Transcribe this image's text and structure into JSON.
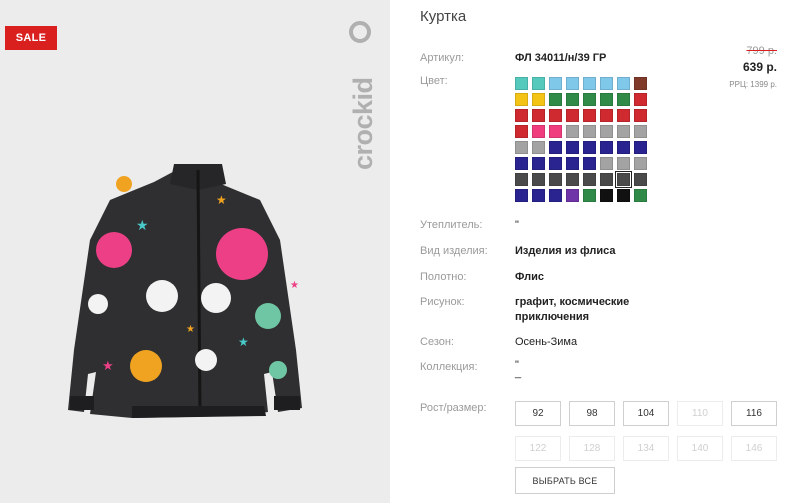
{
  "product": {
    "sale_badge": "SALE",
    "brand": "crockid",
    "title": "Куртка",
    "article_label": "Артикул:",
    "article_value": "ФЛ 34011/н/39 ГР",
    "old_price": "799 р.",
    "new_price": "639 р.",
    "rrp": "РРЦ: 1399 р.",
    "color_label": "Цвет:",
    "colors": [
      "#54c9bc",
      "#54c9bc",
      "#7fc8ea",
      "#7fc8ea",
      "#7fc8ea",
      "#7fc8ea",
      "#7fc8ea",
      "#7f3a2a",
      "#f3c416",
      "#f3c416",
      "#2f8b47",
      "#2f8b47",
      "#2f8b47",
      "#2f8b47",
      "#2f8b47",
      "#cf2a2f",
      "#cf2a2f",
      "#cf2a2f",
      "#cf2a2f",
      "#cf2a2f",
      "#cf2a2f",
      "#cf2a2f",
      "#cf2a2f",
      "#cf2a2f",
      "#cf2a2f",
      "#ef3d7d",
      "#ef3d7d",
      "#a3a3a3",
      "#a3a3a3",
      "#a3a3a3",
      "#a3a3a3",
      "#a3a3a3",
      "#a3a3a3",
      "#a3a3a3",
      "#2a2490",
      "#2a2490",
      "#2a2490",
      "#2a2490",
      "#2a2490",
      "#2a2490",
      "#2a2490",
      "#2a2490",
      "#2a2490",
      "#2a2490",
      "#2a2490",
      "#a3a3a3",
      "#a3a3a3",
      "#a3a3a3",
      "#4a4a4a",
      "#4a4a4a",
      "#4a4a4a",
      "#4a4a4a",
      "#4a4a4a",
      "#4a4a4a",
      "#4a4a4a",
      "#4a4a4a",
      "#2a2490",
      "#2a2490",
      "#2a2490",
      "#6f34a8",
      "#2f8b47",
      "#111111",
      "#111111",
      "#2f8b47"
    ],
    "selected_color_index": 54,
    "insulation_label": "Утеплитель:",
    "insulation_value": "\"",
    "type_label": "Вид изделия:",
    "type_value": "Изделия из флиса",
    "fabric_label": "Полотно:",
    "fabric_value": "Флис",
    "pattern_label": "Рисунок:",
    "pattern_value_line1": "графит, космические",
    "pattern_value_line2": "приключения",
    "season_label": "Сезон:",
    "season_value": "Осень-Зима",
    "collection_label": "Коллекция:",
    "collection_value_line1": "\"",
    "collection_value_line2": "_",
    "size_label": "Рост/размер:",
    "sizes": [
      {
        "label": "92",
        "available": true
      },
      {
        "label": "98",
        "available": true
      },
      {
        "label": "104",
        "available": true
      },
      {
        "label": "110",
        "available": false
      },
      {
        "label": "116",
        "available": true
      },
      {
        "label": "122",
        "available": false
      },
      {
        "label": "128",
        "available": false
      },
      {
        "label": "134",
        "available": false
      },
      {
        "label": "140",
        "available": false
      },
      {
        "label": "146",
        "available": false
      }
    ],
    "select_all_label": "ВЫБРАТЬ ВСЕ"
  }
}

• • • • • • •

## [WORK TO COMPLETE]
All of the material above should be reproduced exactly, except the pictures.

## [EXPECTED ANSWER]
Transcribe this image's text and structure into JSON.
{
  "product": {
    "sale_badge": "SALE",
    "brand": "crockid",
    "title": "Куртка",
    "article_label": "Артикул:",
    "article_value": "ФЛ 34011/н/39 ГР",
    "old_price": "799 р.",
    "new_price": "639 р.",
    "rrp": "РРЦ: 1399 р.",
    "color_label": "Цвет:",
    "colors": [
      "#54c9bc",
      "#54c9bc",
      "#7fc8ea",
      "#7fc8ea",
      "#7fc8ea",
      "#7fc8ea",
      "#7fc8ea",
      "#7f3a2a",
      "#f3c416",
      "#f3c416",
      "#2f8b47",
      "#2f8b47",
      "#2f8b47",
      "#2f8b47",
      "#2f8b47",
      "#cf2a2f",
      "#cf2a2f",
      "#cf2a2f",
      "#cf2a2f",
      "#cf2a2f",
      "#cf2a2f",
      "#cf2a2f",
      "#cf2a2f",
      "#cf2a2f",
      "#cf2a2f",
      "#ef3d7d",
      "#ef3d7d",
      "#a3a3a3",
      "#a3a3a3",
      "#a3a3a3",
      "#a3a3a3",
      "#a3a3a3",
      "#a3a3a3",
      "#a3a3a3",
      "#2a2490",
      "#2a2490",
      "#2a2490",
      "#2a2490",
      "#2a2490",
      "#2a2490",
      "#2a2490",
      "#2a2490",
      "#2a2490",
      "#2a2490",
      "#2a2490",
      "#a3a3a3",
      "#a3a3a3",
      "#a3a3a3",
      "#4a4a4a",
      "#4a4a4a",
      "#4a4a4a",
      "#4a4a4a",
      "#4a4a4a",
      "#4a4a4a",
      "#4a4a4a",
      "#4a4a4a",
      "#2a2490",
      "#2a2490",
      "#2a2490",
      "#6f34a8",
      "#2f8b47",
      "#111111",
      "#111111",
      "#2f8b47"
    ],
    "selected_color_index": 54,
    "insulation_label": "Утеплитель:",
    "insulation_value": "\"",
    "type_label": "Вид изделия:",
    "type_value": "Изделия из флиса",
    "fabric_label": "Полотно:",
    "fabric_value": "Флис",
    "pattern_label": "Рисунок:",
    "pattern_value_line1": "графит, космические",
    "pattern_value_line2": "приключения",
    "season_label": "Сезон:",
    "season_value": "Осень-Зима",
    "collection_label": "Коллекция:",
    "collection_value_line1": "\"",
    "collection_value_line2": "_",
    "size_label": "Рост/размер:",
    "sizes": [
      {
        "label": "92",
        "available": true
      },
      {
        "label": "98",
        "available": true
      },
      {
        "label": "104",
        "available": true
      },
      {
        "label": "110",
        "available": false
      },
      {
        "label": "116",
        "available": true
      },
      {
        "label": "122",
        "available": false
      },
      {
        "label": "128",
        "available": false
      },
      {
        "label": "134",
        "available": false
      },
      {
        "label": "140",
        "available": false
      },
      {
        "label": "146",
        "available": false
      }
    ],
    "select_all_label": "ВЫБРАТЬ ВСЕ"
  }
}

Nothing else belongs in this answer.